Times that have worked for me in the past are:
10 minutes writing every 1 hour (10 minutes to 50 mins rest). If you stuck to this during a day, in 5 hours, it add up to 50 minutes worth of writing time.
10 minutes writing every 30 minutes (10 mins writing to 20 mins rest). This can also be blocked as 20 minutes writing every hour (20 to 40 minutes). In 5 hours, both produce 1 hour 40 minutes of writing.
15 minutes writing in every hour (15 mins writing & 45 minutes rest) or every 45 minutes (15 mins writing & 30 minutes rest). 5 hours = either 1 hour 45 mins or 1 hour 15 mins.
If you have a little more energy, 20 minutes writing then 20 minutes rest, will give you 2 hours 40 minutes worth of writing during 5 hours.
Of course, you can alter this as you go along, checking the writing and rest times, and shortening or lengthening the amount of hours you'll include. It's an interesting to chart your progress as well, keeping a note in your journal to map your daily writing input. I've often made a note of time spent writing, along with word count, health and mood. You can definitely see the correlation between them all. Good days equals high word count of a better quality. Even the weather can be a factor!
They'll also be days when writing will just not happen, when this happens, don't panic or beat yourself up. It's just a small section of time that you can't write, focus on something else. Enjoy what you can do, instead of worrying about what you can't. In fact, even on some horrid days, a story idea or a gleam of a sentence will pop into my mind.
If you, can't face, or aren't able to pick up a pen, or switch on the computer, there are other ways of capturing your thought. When I've really struggled, I've still had my iPhone beside me, and I can either tap that idea into notes, Pages or the Scrivener app.
|Adding Ideas to Notes on the iPhone, |
either type or dictate
|Type & dictate in the iPhone|
If I can't focus on using the keyboard, I've either asked Siri to write a note or reminder, or I've used the little microphone button to dictate the sentence into one of the apps for me. I've also kept a voice memos of various story ideas, and even recorded myself a quick video, so I can literally remind myself later! There's plenty of ways to write, without actually writing.
|Siri on the iPhone can add to |
notes and reminders for you.
|iPhone's Voice Memo.|
Leave yourself a message.
I'm sure there's a number of apps for phones and pads which can help you. If you are using a particular app I haven't listed here. I'd love to know how you 'write' on days you can't write normally. See, even on days you're too busy, or too ill, or too exhausted, there's always something you can do to be creative. Even if you just leave yourself a voice memo of line of dialogue for your story, or an idea for a future chapter, it's still considered writing, and it will all add up to your word count.
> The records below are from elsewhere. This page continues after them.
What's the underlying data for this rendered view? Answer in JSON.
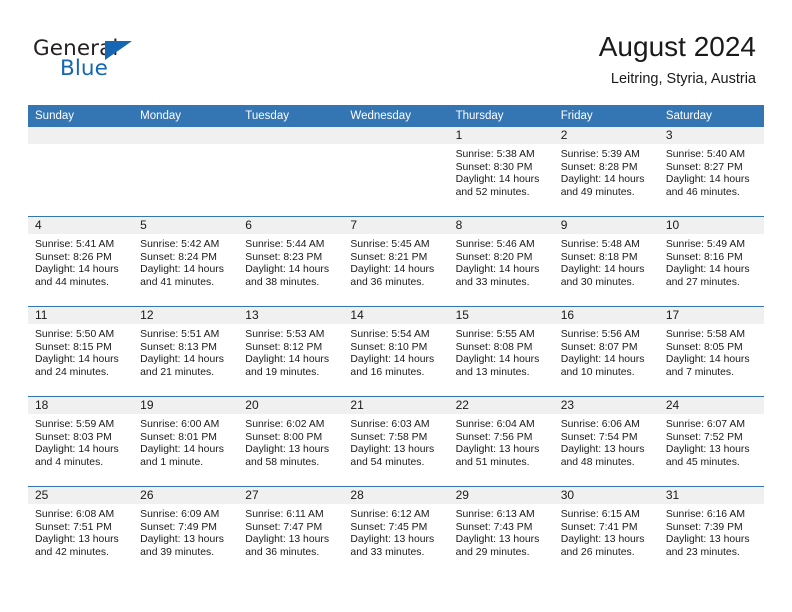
{
  "brand": {
    "name_part1": "General",
    "name_part2": "Blue",
    "dark_color": "#231f20",
    "accent_color": "#1567b3"
  },
  "header": {
    "title": "August 2024",
    "subtitle": "Leitring, Styria, Austria"
  },
  "theme": {
    "header_row_bg": "#3475b4",
    "daynum_band_bg": "#f0f0f0",
    "grid_line": "#3475b4",
    "text": "#1a1a1a"
  },
  "weekdays": [
    "Sunday",
    "Monday",
    "Tuesday",
    "Wednesday",
    "Thursday",
    "Friday",
    "Saturday"
  ],
  "labels": {
    "sunrise_prefix": "Sunrise:",
    "sunset_prefix": "Sunset:",
    "daylight_prefix": "Daylight:"
  },
  "weeks": [
    [
      {
        "day": "",
        "empty": true
      },
      {
        "day": "",
        "empty": true
      },
      {
        "day": "",
        "empty": true
      },
      {
        "day": "",
        "empty": true
      },
      {
        "day": "1",
        "sunrise": "Sunrise: 5:38 AM",
        "sunset": "Sunset: 8:30 PM",
        "daylight_line1": "Daylight: 14 hours",
        "daylight_line2": "and 52 minutes."
      },
      {
        "day": "2",
        "sunrise": "Sunrise: 5:39 AM",
        "sunset": "Sunset: 8:28 PM",
        "daylight_line1": "Daylight: 14 hours",
        "daylight_line2": "and 49 minutes."
      },
      {
        "day": "3",
        "sunrise": "Sunrise: 5:40 AM",
        "sunset": "Sunset: 8:27 PM",
        "daylight_line1": "Daylight: 14 hours",
        "daylight_line2": "and 46 minutes."
      }
    ],
    [
      {
        "day": "4",
        "sunrise": "Sunrise: 5:41 AM",
        "sunset": "Sunset: 8:26 PM",
        "daylight_line1": "Daylight: 14 hours",
        "daylight_line2": "and 44 minutes."
      },
      {
        "day": "5",
        "sunrise": "Sunrise: 5:42 AM",
        "sunset": "Sunset: 8:24 PM",
        "daylight_line1": "Daylight: 14 hours",
        "daylight_line2": "and 41 minutes."
      },
      {
        "day": "6",
        "sunrise": "Sunrise: 5:44 AM",
        "sunset": "Sunset: 8:23 PM",
        "daylight_line1": "Daylight: 14 hours",
        "daylight_line2": "and 38 minutes."
      },
      {
        "day": "7",
        "sunrise": "Sunrise: 5:45 AM",
        "sunset": "Sunset: 8:21 PM",
        "daylight_line1": "Daylight: 14 hours",
        "daylight_line2": "and 36 minutes."
      },
      {
        "day": "8",
        "sunrise": "Sunrise: 5:46 AM",
        "sunset": "Sunset: 8:20 PM",
        "daylight_line1": "Daylight: 14 hours",
        "daylight_line2": "and 33 minutes."
      },
      {
        "day": "9",
        "sunrise": "Sunrise: 5:48 AM",
        "sunset": "Sunset: 8:18 PM",
        "daylight_line1": "Daylight: 14 hours",
        "daylight_line2": "and 30 minutes."
      },
      {
        "day": "10",
        "sunrise": "Sunrise: 5:49 AM",
        "sunset": "Sunset: 8:16 PM",
        "daylight_line1": "Daylight: 14 hours",
        "daylight_line2": "and 27 minutes."
      }
    ],
    [
      {
        "day": "11",
        "sunrise": "Sunrise: 5:50 AM",
        "sunset": "Sunset: 8:15 PM",
        "daylight_line1": "Daylight: 14 hours",
        "daylight_line2": "and 24 minutes."
      },
      {
        "day": "12",
        "sunrise": "Sunrise: 5:51 AM",
        "sunset": "Sunset: 8:13 PM",
        "daylight_line1": "Daylight: 14 hours",
        "daylight_line2": "and 21 minutes."
      },
      {
        "day": "13",
        "sunrise": "Sunrise: 5:53 AM",
        "sunset": "Sunset: 8:12 PM",
        "daylight_line1": "Daylight: 14 hours",
        "daylight_line2": "and 19 minutes."
      },
      {
        "day": "14",
        "sunrise": "Sunrise: 5:54 AM",
        "sunset": "Sunset: 8:10 PM",
        "daylight_line1": "Daylight: 14 hours",
        "daylight_line2": "and 16 minutes."
      },
      {
        "day": "15",
        "sunrise": "Sunrise: 5:55 AM",
        "sunset": "Sunset: 8:08 PM",
        "daylight_line1": "Daylight: 14 hours",
        "daylight_line2": "and 13 minutes."
      },
      {
        "day": "16",
        "sunrise": "Sunrise: 5:56 AM",
        "sunset": "Sunset: 8:07 PM",
        "daylight_line1": "Daylight: 14 hours",
        "daylight_line2": "and 10 minutes."
      },
      {
        "day": "17",
        "sunrise": "Sunrise: 5:58 AM",
        "sunset": "Sunset: 8:05 PM",
        "daylight_line1": "Daylight: 14 hours",
        "daylight_line2": "and 7 minutes."
      }
    ],
    [
      {
        "day": "18",
        "sunrise": "Sunrise: 5:59 AM",
        "sunset": "Sunset: 8:03 PM",
        "daylight_line1": "Daylight: 14 hours",
        "daylight_line2": "and 4 minutes."
      },
      {
        "day": "19",
        "sunrise": "Sunrise: 6:00 AM",
        "sunset": "Sunset: 8:01 PM",
        "daylight_line1": "Daylight: 14 hours",
        "daylight_line2": "and 1 minute."
      },
      {
        "day": "20",
        "sunrise": "Sunrise: 6:02 AM",
        "sunset": "Sunset: 8:00 PM",
        "daylight_line1": "Daylight: 13 hours",
        "daylight_line2": "and 58 minutes."
      },
      {
        "day": "21",
        "sunrise": "Sunrise: 6:03 AM",
        "sunset": "Sunset: 7:58 PM",
        "daylight_line1": "Daylight: 13 hours",
        "daylight_line2": "and 54 minutes."
      },
      {
        "day": "22",
        "sunrise": "Sunrise: 6:04 AM",
        "sunset": "Sunset: 7:56 PM",
        "daylight_line1": "Daylight: 13 hours",
        "daylight_line2": "and 51 minutes."
      },
      {
        "day": "23",
        "sunrise": "Sunrise: 6:06 AM",
        "sunset": "Sunset: 7:54 PM",
        "daylight_line1": "Daylight: 13 hours",
        "daylight_line2": "and 48 minutes."
      },
      {
        "day": "24",
        "sunrise": "Sunrise: 6:07 AM",
        "sunset": "Sunset: 7:52 PM",
        "daylight_line1": "Daylight: 13 hours",
        "daylight_line2": "and 45 minutes."
      }
    ],
    [
      {
        "day": "25",
        "sunrise": "Sunrise: 6:08 AM",
        "sunset": "Sunset: 7:51 PM",
        "daylight_line1": "Daylight: 13 hours",
        "daylight_line2": "and 42 minutes."
      },
      {
        "day": "26",
        "sunrise": "Sunrise: 6:09 AM",
        "sunset": "Sunset: 7:49 PM",
        "daylight_line1": "Daylight: 13 hours",
        "daylight_line2": "and 39 minutes."
      },
      {
        "day": "27",
        "sunrise": "Sunrise: 6:11 AM",
        "sunset": "Sunset: 7:47 PM",
        "daylight_line1": "Daylight: 13 hours",
        "daylight_line2": "and 36 minutes."
      },
      {
        "day": "28",
        "sunrise": "Sunrise: 6:12 AM",
        "sunset": "Sunset: 7:45 PM",
        "daylight_line1": "Daylight: 13 hours",
        "daylight_line2": "and 33 minutes."
      },
      {
        "day": "29",
        "sunrise": "Sunrise: 6:13 AM",
        "sunset": "Sunset: 7:43 PM",
        "daylight_line1": "Daylight: 13 hours",
        "daylight_line2": "and 29 minutes."
      },
      {
        "day": "30",
        "sunrise": "Sunrise: 6:15 AM",
        "sunset": "Sunset: 7:41 PM",
        "daylight_line1": "Daylight: 13 hours",
        "daylight_line2": "and 26 minutes."
      },
      {
        "day": "31",
        "sunrise": "Sunrise: 6:16 AM",
        "sunset": "Sunset: 7:39 PM",
        "daylight_line1": "Daylight: 13 hours",
        "daylight_line2": "and 23 minutes."
      }
    ]
  ]
}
Only 8 days of NaNoWriMo to go. Whatever you do, I hope you keep on writing and keep on enjoying it!
*42 = Life, The Universe and Everything!